**What to produce:** Write out all the data again, exactly as shown.
[Start of Attachment]
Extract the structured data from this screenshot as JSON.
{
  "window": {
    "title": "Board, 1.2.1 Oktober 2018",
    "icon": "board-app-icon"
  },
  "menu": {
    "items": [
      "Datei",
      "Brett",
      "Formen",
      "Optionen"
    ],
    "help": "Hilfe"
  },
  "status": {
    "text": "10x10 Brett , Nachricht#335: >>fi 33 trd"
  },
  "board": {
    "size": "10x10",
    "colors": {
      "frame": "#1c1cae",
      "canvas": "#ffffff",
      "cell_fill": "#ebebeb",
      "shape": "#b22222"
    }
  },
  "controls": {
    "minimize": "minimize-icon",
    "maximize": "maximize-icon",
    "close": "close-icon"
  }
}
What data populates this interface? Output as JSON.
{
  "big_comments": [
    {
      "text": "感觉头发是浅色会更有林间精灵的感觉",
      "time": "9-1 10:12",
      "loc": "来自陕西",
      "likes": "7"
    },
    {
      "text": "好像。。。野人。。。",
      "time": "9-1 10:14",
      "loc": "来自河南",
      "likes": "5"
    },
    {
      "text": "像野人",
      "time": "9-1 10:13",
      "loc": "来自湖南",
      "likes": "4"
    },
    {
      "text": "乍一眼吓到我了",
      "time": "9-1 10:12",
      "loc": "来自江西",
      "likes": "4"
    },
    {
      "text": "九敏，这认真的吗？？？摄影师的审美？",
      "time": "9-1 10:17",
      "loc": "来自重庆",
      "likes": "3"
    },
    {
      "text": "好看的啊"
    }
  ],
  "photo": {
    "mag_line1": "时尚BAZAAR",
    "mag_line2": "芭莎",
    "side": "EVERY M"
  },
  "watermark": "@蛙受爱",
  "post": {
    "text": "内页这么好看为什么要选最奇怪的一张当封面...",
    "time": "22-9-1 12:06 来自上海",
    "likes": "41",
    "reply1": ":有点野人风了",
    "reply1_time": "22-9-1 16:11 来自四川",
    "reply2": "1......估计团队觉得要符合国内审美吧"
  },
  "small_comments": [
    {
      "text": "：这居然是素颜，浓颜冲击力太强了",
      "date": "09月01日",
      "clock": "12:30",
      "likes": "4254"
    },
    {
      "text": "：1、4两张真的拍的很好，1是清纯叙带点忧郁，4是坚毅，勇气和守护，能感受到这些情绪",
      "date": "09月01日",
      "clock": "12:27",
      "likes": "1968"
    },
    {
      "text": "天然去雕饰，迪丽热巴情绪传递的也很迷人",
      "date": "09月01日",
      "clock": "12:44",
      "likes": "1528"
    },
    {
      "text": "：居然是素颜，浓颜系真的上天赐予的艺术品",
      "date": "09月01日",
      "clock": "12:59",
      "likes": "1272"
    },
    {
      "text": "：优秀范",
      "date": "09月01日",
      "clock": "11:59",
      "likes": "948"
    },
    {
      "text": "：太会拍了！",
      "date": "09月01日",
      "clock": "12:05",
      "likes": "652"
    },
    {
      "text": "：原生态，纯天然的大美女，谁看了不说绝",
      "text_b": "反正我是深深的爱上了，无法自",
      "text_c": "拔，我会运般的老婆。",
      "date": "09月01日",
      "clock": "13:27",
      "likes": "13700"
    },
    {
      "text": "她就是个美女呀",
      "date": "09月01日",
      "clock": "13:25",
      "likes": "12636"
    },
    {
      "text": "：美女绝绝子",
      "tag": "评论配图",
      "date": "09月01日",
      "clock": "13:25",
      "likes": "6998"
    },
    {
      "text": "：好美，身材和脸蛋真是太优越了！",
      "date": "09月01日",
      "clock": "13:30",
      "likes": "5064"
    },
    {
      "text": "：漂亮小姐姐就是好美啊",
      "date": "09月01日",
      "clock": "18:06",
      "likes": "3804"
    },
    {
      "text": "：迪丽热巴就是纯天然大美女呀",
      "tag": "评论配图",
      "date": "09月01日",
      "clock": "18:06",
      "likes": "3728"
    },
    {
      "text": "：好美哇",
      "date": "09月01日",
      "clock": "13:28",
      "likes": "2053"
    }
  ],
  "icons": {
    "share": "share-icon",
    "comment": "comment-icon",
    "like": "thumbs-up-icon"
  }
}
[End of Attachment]
**Answer box:**
Extract the structured data from this screenshot as JSON.
{
  "window": {
    "title": "Board, 1.2.1 Oktober 2018",
    "icon": "board-app-icon"
  },
  "menu": {
    "items": [
      "Datei",
      "Brett",
      "Formen",
      "Optionen"
    ],
    "help": "Hilfe"
  },
  "status": {
    "text": "10x10 Brett , Nachricht#335: >>fi 33 trd"
  },
  "board": {
    "size": "10x10",
    "colors": {
      "frame": "#1c1cae",
      "canvas": "#ffffff",
      "cell_fill": "#ebebeb",
      "shape": "#b22222"
    }
  },
  "controls": {
    "minimize": "minimize-icon",
    "maximize": "maximize-icon",
    "close": "close-icon"
  }
}
What data populates this interface? Output as JSON.
{
  "big_comments": [
    {
      "text": "感觉头发是浅色会更有林间精灵的感觉",
      "time": "9-1 10:12",
      "loc": "来自陕西",
      "likes": "7"
    },
    {
      "text": "好像。。。野人。。。",
      "time": "9-1 10:14",
      "loc": "来自河南",
      "likes": "5"
    },
    {
      "text": "像野人",
      "time": "9-1 10:13",
      "loc": "来自湖南",
      "likes": "4"
    },
    {
      "text": "乍一眼吓到我了",
      "time": "9-1 10:12",
      "loc": "来自江西",
      "likes": "4"
    },
    {
      "text": "九敏，这认真的吗？？？摄影师的审美？",
      "time": "9-1 10:17",
      "loc": "来自重庆",
      "likes": "3"
    },
    {
      "text": "好看的啊"
    }
  ],
  "photo": {
    "mag_line1": "时尚BAZAAR",
    "mag_line2": "芭莎",
    "side": "EVERY M"
  },
  "watermark": "@蛙受爱",
  "post": {
    "text": "内页这么好看为什么要选最奇怪的一张当封面...",
    "time": "22-9-1 12:06 来自上海",
    "likes": "41",
    "reply1": ":有点野人风了",
    "reply1_time": "22-9-1 16:11 来自四川",
    "reply2": "1......估计团队觉得要符合国内审美吧"
  },
  "small_comments": [
    {
      "text": "：这居然是素颜，浓颜冲击力太强了",
      "date": "09月01日",
      "clock": "12:30",
      "likes": "4254"
    },
    {
      "text": "：1、4两张真的拍的很好，1是清纯叙带点忧郁，4是坚毅，勇气和守护，能感受到这些情绪",
      "date": "09月01日",
      "clock": "12:27",
      "likes": "1968"
    },
    {
      "text": "天然去雕饰，迪丽热巴情绪传递的也很迷人",
      "date": "09月01日",
      "clock": "12:44",
      "likes": "1528"
    },
    {
      "text": "：居然是素颜，浓颜系真的上天赐予的艺术品",
      "date": "09月01日",
      "clock": "12:59",
      "likes": "1272"
    },
    {
      "text": "：优秀范",
      "date": "09月01日",
      "clock": "11:59",
      "likes": "948"
    },
    {
      "text": "：太会拍了！",
      "date": "09月01日",
      "clock": "12:05",
      "likes": "652"
    },
    {
      "text": "：原生态，纯天然的大美女，谁看了不说绝",
      "text_b": "反正我是深深的爱上了，无法自",
      "text_c": "拔，我会运般的老婆。",
      "date": "09月01日",
      "clock": "13:27",
      "likes": "13700"
    },
    {
      "text": "她就是个美女呀",
      "date": "09月01日",
      "clock": "13:25",
      "likes": "12636"
    },
    {
      "text": "：美女绝绝子",
      "tag": "评论配图",
      "date": "09月01日",
      "clock": "13:25",
      "likes": "6998"
    },
    {
      "text": "：好美，身材和脸蛋真是太优越了！",
      "date": "09月01日",
      "clock": "13:30",
      "likes": "5064"
    },
    {
      "text": "：漂亮小姐姐就是好美啊",
      "date": "09月01日",
      "clock": "18:06",
      "likes": "3804"
    },
    {
      "text": "：迪丽热巴就是纯天然大美女呀",
      "tag": "评论配图",
      "date": "09月01日",
      "clock": "18:06",
      "likes": "3728"
    },
    {
      "text": "：好美哇",
      "date": "09月01日",
      "clock": "13:28",
      "likes": "2053"
    }
  ],
  "icons": {
    "share": "share-icon",
    "comment": "comment-icon",
    "like": "thumbs-up-icon"
  }
}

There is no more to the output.